EXERCISE INPUT Block Start

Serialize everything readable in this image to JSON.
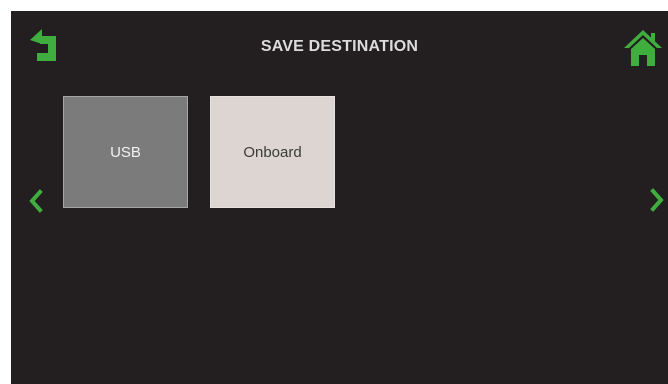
{
  "header": {
    "title": "SAVE DESTINATION",
    "back_icon": "back-arrow-icon",
    "home_icon": "home-icon"
  },
  "destinations": [
    {
      "label": "USB",
      "selected": true
    },
    {
      "label": "Onboard",
      "selected": false
    }
  ],
  "navigation": {
    "prev_icon": "chevron-left-icon",
    "next_icon": "chevron-right-icon"
  },
  "colors": {
    "background": "#231f20",
    "accent_green": "#3fae3f",
    "tile_selected": "#7b7b7b",
    "tile_default": "#dcd5d1",
    "title_text": "#dcdcdc"
  }
}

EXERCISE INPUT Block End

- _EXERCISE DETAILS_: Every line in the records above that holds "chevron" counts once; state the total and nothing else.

- _ANSWER BELOW_: 2